• 5G stands for "Fifth Generation" – the next step in the development of wireless technology.
• 5G signals use millimeter and sub-millimeter waves that are easily interrupted and don’t travel as far as the microwaves used for 3G or 4G, so 5G “small cell” antennas will have to be installed in close proximity to homes and apartments.
• 5G antennas will emit a constant stream of radio-frequency (RF) microwave radiation (“wireless radiation”) 24/7, 365 days a year.
• The U.S. government’s human exposure guidelines for wireless radiation haven’t been updated since 1996. At that time, they were designed to protect humans only from short-term heating (thermal) effects.
• There are no studies showing that long-term exposure to 5G wireless signals is safe for people, although there are some studies showing significant harmful effects on wildlife and the environment.
• The 1996 Telecommunications Act prohibits local authorities from regulating or prohibiting 5G installations on the basis of health concerns.
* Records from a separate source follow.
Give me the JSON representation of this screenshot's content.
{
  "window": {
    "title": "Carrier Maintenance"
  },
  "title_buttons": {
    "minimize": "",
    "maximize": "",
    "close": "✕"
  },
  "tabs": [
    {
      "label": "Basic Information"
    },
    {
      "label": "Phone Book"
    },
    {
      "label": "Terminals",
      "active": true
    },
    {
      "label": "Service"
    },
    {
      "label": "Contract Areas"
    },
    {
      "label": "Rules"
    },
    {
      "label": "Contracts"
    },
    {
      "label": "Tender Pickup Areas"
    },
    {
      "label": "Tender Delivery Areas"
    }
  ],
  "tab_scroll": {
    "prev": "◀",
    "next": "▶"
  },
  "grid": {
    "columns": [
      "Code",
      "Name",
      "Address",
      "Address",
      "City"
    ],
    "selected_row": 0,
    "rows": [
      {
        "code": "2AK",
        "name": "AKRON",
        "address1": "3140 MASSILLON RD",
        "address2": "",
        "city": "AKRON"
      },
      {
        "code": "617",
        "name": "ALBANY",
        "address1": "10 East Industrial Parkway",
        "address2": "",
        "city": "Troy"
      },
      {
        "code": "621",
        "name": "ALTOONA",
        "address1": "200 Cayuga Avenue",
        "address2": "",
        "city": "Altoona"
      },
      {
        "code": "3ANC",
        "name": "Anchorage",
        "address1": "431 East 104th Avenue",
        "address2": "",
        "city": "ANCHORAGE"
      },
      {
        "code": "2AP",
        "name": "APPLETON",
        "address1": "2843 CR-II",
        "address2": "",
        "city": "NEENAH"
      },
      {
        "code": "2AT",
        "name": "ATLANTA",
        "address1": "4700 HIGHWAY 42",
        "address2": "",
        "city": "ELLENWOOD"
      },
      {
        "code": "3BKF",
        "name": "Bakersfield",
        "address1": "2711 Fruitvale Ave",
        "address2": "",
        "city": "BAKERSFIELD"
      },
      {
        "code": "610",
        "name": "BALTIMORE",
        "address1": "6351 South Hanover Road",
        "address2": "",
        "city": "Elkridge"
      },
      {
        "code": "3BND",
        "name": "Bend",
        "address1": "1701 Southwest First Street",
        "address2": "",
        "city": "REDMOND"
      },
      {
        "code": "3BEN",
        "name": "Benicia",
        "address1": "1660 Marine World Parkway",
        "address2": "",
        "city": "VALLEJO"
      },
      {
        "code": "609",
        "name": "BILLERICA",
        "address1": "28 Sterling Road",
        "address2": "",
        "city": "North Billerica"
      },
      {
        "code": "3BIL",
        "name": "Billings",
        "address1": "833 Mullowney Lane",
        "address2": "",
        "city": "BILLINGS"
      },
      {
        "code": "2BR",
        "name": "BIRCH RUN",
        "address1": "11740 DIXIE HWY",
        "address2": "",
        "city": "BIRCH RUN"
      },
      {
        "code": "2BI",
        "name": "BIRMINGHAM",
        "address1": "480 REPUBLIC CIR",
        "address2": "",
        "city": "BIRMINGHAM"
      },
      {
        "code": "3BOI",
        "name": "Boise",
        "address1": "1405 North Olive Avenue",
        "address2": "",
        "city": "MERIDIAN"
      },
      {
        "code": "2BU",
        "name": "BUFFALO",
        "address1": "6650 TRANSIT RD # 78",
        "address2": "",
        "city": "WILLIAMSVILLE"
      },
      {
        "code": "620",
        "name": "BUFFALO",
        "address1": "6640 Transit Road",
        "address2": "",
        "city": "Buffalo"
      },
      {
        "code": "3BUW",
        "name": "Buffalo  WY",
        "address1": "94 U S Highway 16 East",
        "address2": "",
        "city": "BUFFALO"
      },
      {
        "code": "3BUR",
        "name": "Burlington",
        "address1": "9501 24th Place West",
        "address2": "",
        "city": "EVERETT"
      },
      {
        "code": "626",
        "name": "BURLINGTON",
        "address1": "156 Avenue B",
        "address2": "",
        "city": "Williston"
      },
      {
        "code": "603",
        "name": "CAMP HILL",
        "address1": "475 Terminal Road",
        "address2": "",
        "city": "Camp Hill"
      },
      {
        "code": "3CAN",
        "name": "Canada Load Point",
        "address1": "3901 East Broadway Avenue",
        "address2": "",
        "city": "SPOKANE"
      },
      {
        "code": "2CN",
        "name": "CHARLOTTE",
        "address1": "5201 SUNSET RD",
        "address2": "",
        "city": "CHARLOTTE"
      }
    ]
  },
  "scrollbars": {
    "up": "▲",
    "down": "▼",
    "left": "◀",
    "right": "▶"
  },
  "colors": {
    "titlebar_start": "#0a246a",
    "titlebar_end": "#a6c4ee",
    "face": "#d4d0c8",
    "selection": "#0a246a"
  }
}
• The primary purpose of 5G is not for better phone service. It's to allow telecom companies to compete directly with cable companies to stream video into your home, and increase the capacity of “smart devices” and machine-to-machine communications - the “Internet of Things” (IOT). There is no truth to the claim that 5G is necessary for public safety.
• Current cellular and WiFi networks rely on microwaves that employ frequencies up to 6 gigahertz (GHz). 5G technology utilizes millimeter and sub-millimeter waves in higher frequency ranges (between 30 GHz and 300 GHz). This technology has not been widely deployed until now, and has not been tested for safety.
• “Small Cell” does not mean small, unobtrusive equipment. It means that every cell provider will hang its own antennae enclosure (up to 6 cubic feet each) on the pole, with other associated equipment (up to 28 cubic feet - the size of a large refrigerator) located nearby.